For those of you interested in business and the stock market, David Callaway at Marketwatch.com has good news and bad news. Here's a synopsis:
Wednesday's 108-point run was the best day of the month for the Dow, and it's now up more than 3% for September, 11.6% for the year, and nearly 50% from its bear market closing low on March 9.
But just as stocks couldn't go straight down to zero this spring, a favorite prediction of the bears and the shorts at the time, they can't go straight back up either. We've no better chance of hitting Dow 14,000 again this year as we had of hitting Dow 3,500 in March, when the average got below 6,500.

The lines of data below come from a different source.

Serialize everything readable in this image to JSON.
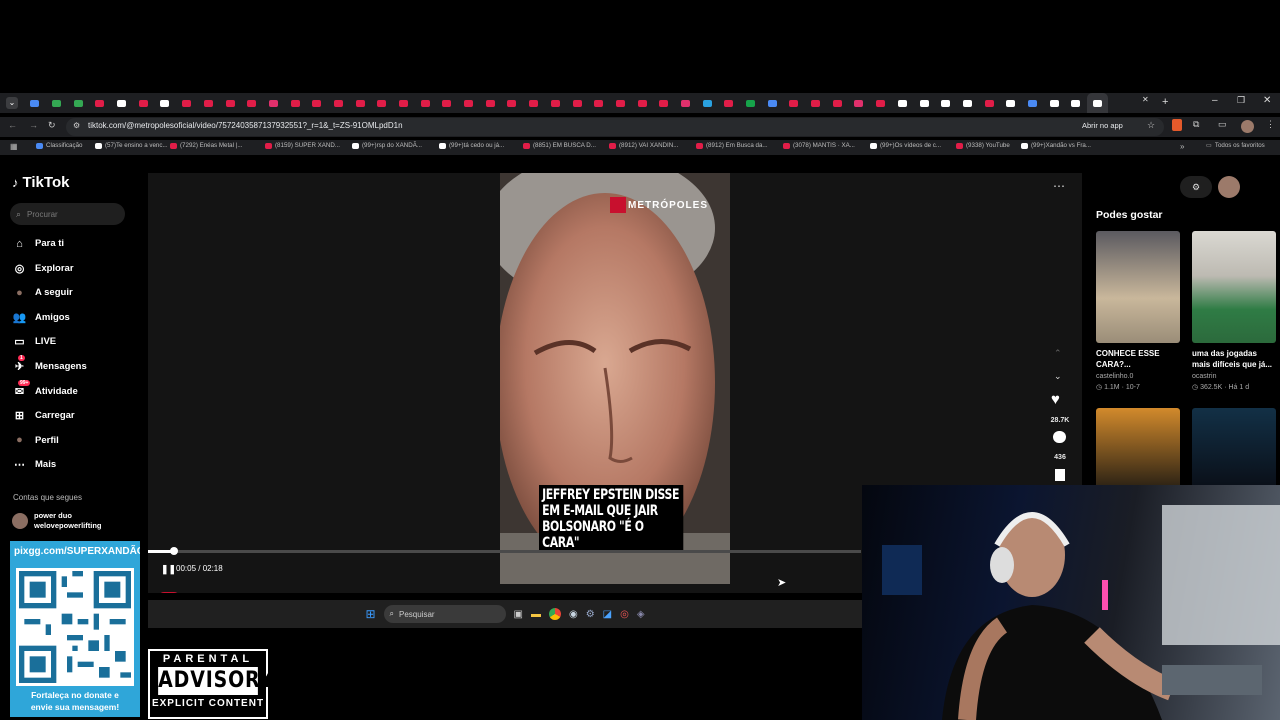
{
  "browser": {
    "url": "tiktok.com/@metropolesoficial/video/7572403587137932551?_r=1&_t=ZS-91OMLpdD1n",
    "open_in_app": "Abrir no app",
    "all_bookmarks": "Todos os favoritos",
    "bookmarks": [
      "Classificação",
      "(57)Te ensino a venc...",
      "(7292) Enéas Metal |...",
      "(8159) SUPER XAND...",
      "(99+)rsp do XANDÃ...",
      "(99+)tá cedo ou já...",
      "(8851) EM BUSCA D...",
      "(8912) VAI XANDIN...",
      "(8912) Em Busca da...",
      "(3078) MANTIS · XA...",
      "(99+)Os vídeos de c...",
      "(9338) YouTube",
      "(99+)Xandão vs Fra..."
    ]
  },
  "tiktok": {
    "logo": "TikTok",
    "search_placeholder": "Procurar",
    "nav": [
      {
        "label": "Para ti",
        "icon": "home-icon"
      },
      {
        "label": "Explorar",
        "icon": "compass-icon"
      },
      {
        "label": "A seguir",
        "icon": "following-icon"
      },
      {
        "label": "Amigos",
        "icon": "friends-icon"
      },
      {
        "label": "LIVE",
        "icon": "live-icon"
      },
      {
        "label": "Mensagens",
        "icon": "messages-icon",
        "badge": "1"
      },
      {
        "label": "Atividade",
        "icon": "activity-icon",
        "badge": "99+"
      },
      {
        "label": "Carregar",
        "icon": "upload-icon"
      },
      {
        "label": "Perfil",
        "icon": "profile-icon"
      },
      {
        "label": "Mais",
        "icon": "more-icon"
      }
    ],
    "following_header": "Contas que segues",
    "following": [
      {
        "name": "power duo",
        "handle": "welovepowerlifting"
      }
    ],
    "video": {
      "brand": "METRÓPOLES",
      "caption": "JEFFREY EPSTEIN DISSE EM E-MAIL QUE JAIR BOLSONARO \"É O CARA\"",
      "time": "00:05 / 02:18",
      "progress": 0.036,
      "author": "metropolesoficial",
      "likes": "28.7K",
      "comments": "436"
    },
    "recs_title": "Podes gostar",
    "recs": [
      {
        "title": "CONHECE ESSE CARA?...",
        "author": "castelinho.0",
        "views": "1.1M",
        "date": "10-7"
      },
      {
        "title": "uma das jogadas mais difíceis que já...",
        "author": "ocastrin",
        "views": "362.5K",
        "date": "Há 1 d"
      }
    ]
  },
  "taskbar": {
    "search_placeholder": "Pesquisar"
  },
  "overlay": {
    "qr_header": "pixgg.com/SUPERXANDÃO",
    "qr_footer_1": "Fortaleça no donate e",
    "qr_footer_2": "envie sua mensagem!",
    "pa_line1": "PARENTAL",
    "pa_line2": "ADVISORY",
    "pa_line3": "EXPLICIT CONTENT"
  }
}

Earnings aren't good, Washington is in typical gridlock on health care and financial regulation, banks continue to fail at an alarming rate and unemployment is approaching 10%. Yet some economic numbers do show that the worst of the recession is over, a theory which garnered a modicum of credibility this week when Federal Reserve chief Ben Bernanke said the recession has "likely" ended.
Still, it's hard to see this rally as anything other than a momentum bandwagon right now. Online brokerage trading volumes are surging at Charles Schwab Corp., E-Trade Financial, and TD Ameritrade Holding Corp. and small investors are jumping back into funds and especially exchange-traded funds.
At some point, a correction is inevitable. And arguably, it's OK to just ride this out until that day comes. Might be next week; might be next year. When it does come, though, it will come with a loud crack in equities, as all the positive momentum behind the market right now suddenly shifts to an embarrassing, emperor-without-clothes type of feeling, which will precede a rush to sell.
That ultimately will be healthier for the market than the current sprint to Dow 10,000, though it might not feel like it at the time. By the end of the year, I think we'll be higher than we are today, likely above 10,000. December in particular could be a strong scene-setter for a recovery run in 2010.
So what's the take home message? It appears to be that the road ahead for investors (and businessmen and women) is going to be bumpy, but that if you just ride it out you'll be fine. I'm not an economist but I have some doubts about this. It may be that over the relatively short term things will be fairly positive, but what happens when our huge deficits start building in a year or so, and we have to pay on the debt. The only way we'll be able to do that is to impose onerous taxes on businesses or print money which will generate inflation. Either course will kill the markets. It seems inevitable that one or both of those alternatives lies in the not so distant our future, so I wonder why Calloway thinks that 2010 will be a year of recovery.
Perhaps the only thing that's going to be recovered in 2010 is the good sense of the voters who will decide to cashier the people who got us into this mess.RLC